James Simpson (British Army officer)
General Sir James Simpson GCB (1792 – 18 April 1868) was a British Army officer of the 19th century. He commanded the British troops in the Crimea from June to November 1855, following the death of Field Marshal Lord Raglan.
|Sir James Simpson|
Badminton House, Gloucestershire
|Died||18 April 1868 (aged 75–76)|
Crimea, Russian Empire
|Years of service||1811–1855|
|Commands held||British Troops in the Crimea|
29th (Worcestershire) Regiment of Foot
|Awards||Knight Grand Cross of the Order of the Bath|
Grand Cross of the Legion of Honour (France)
Knight Grand Cross of the Military Order of Savoy (Sardinia)
Order of the Medjidie, First Class (Ottoman Empire)
Educated at the University of Edinburgh, Simpson was commissioned into the 1st Regiment of Foot Guards on 3 April 1811. He served with his regiment during the Peninsular War and the Waterloo Campaign, and then commanded the 29th Regiment of Foot in Mauritius and Bengal.
In 1839 Simpson married Elizabeth, daughter of Sir Robert Dundas, 1st Baronet of Beechwood. She died in 1840. Promoted to major general on 11 November 1851, he became General Officer Commanding the South-West District that same month.
In February 1855 he was sent out to the Crimea to act as chief of staff to the army commander Lord Raglan. Raglan died on 28 June, and Simpson reluctantly took command of the army. He resigned on 10 November, and was succeeded by Sir William Codrington.
- "Simpson, Sir James". Oxford Dictionary of National Biography. Retrieved 2 December 2015.
Sir George D'Aguilar
| GOC South-West District
Sir Ulysses Burgh, 2nd Baron Downes
| Colonel of the 29th (Worcestershire) Regiment of Foot

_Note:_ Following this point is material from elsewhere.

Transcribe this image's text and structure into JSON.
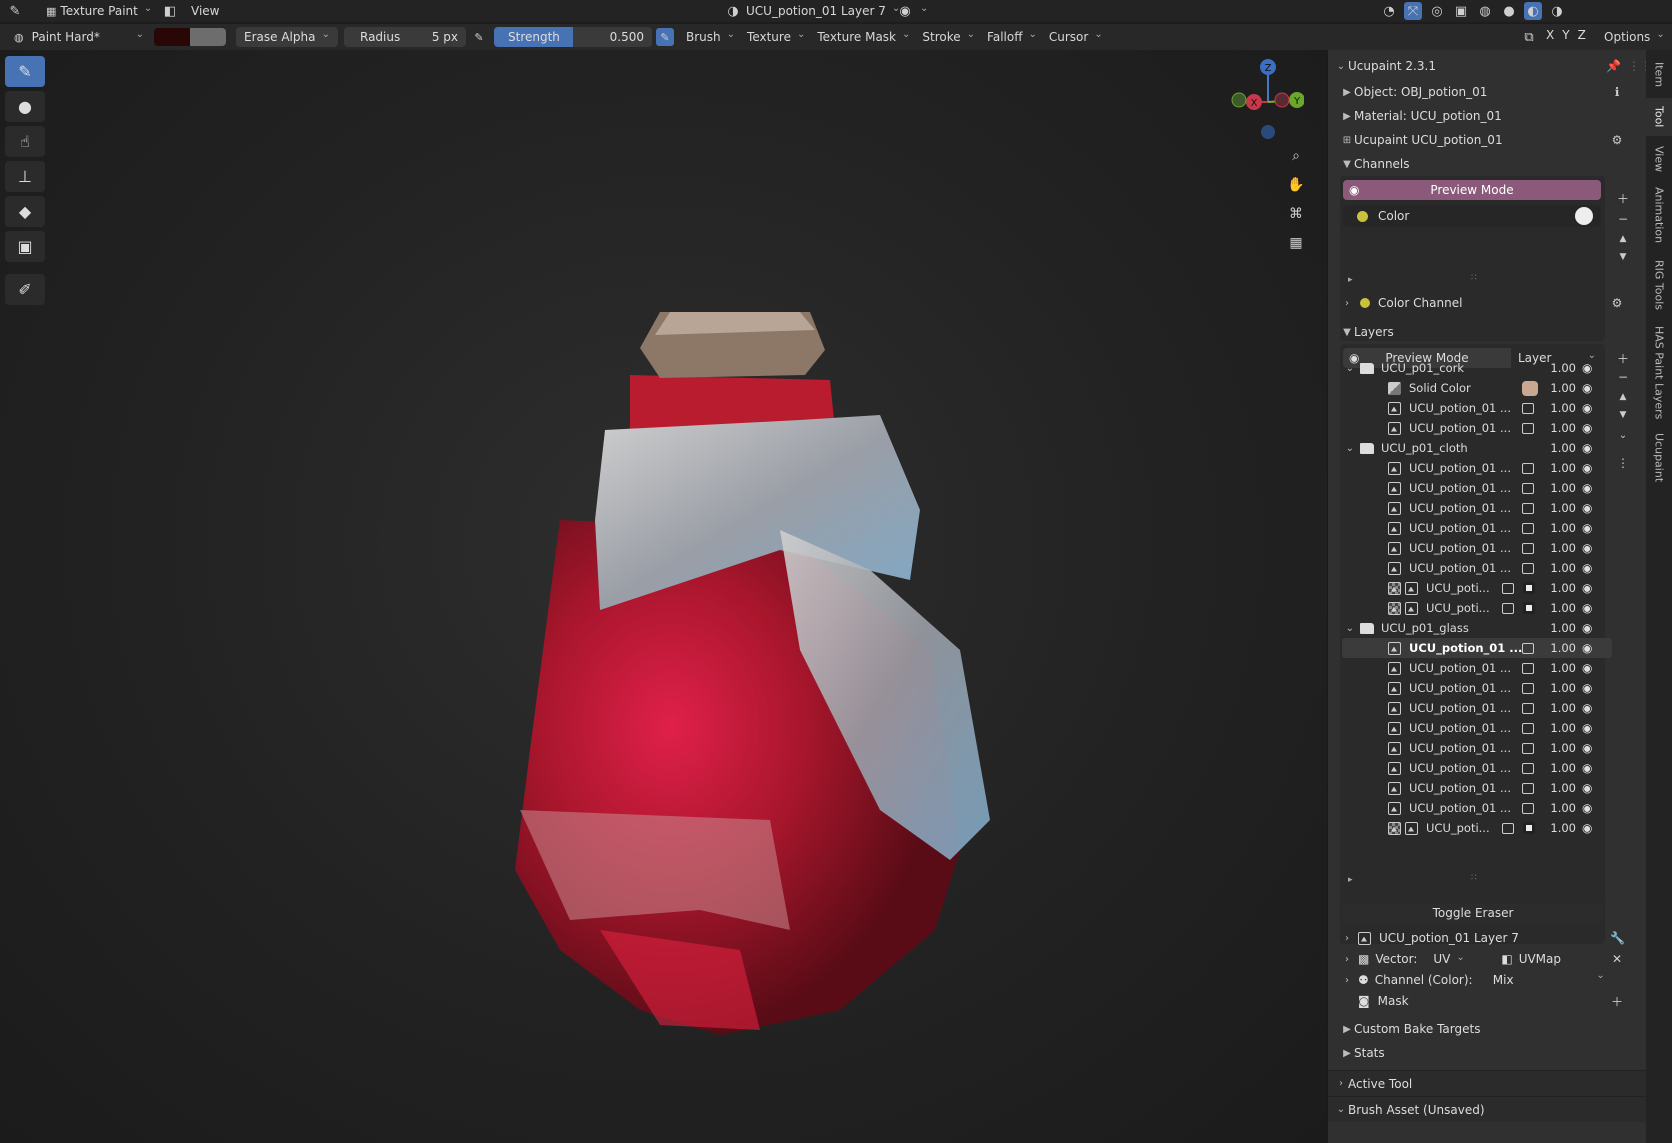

Sir Hugh Gough, 1st Viscount Gough
| Colonel of the 87th (Royal Irish
Fusiliers) Regiment of Foot
Lord William Paulet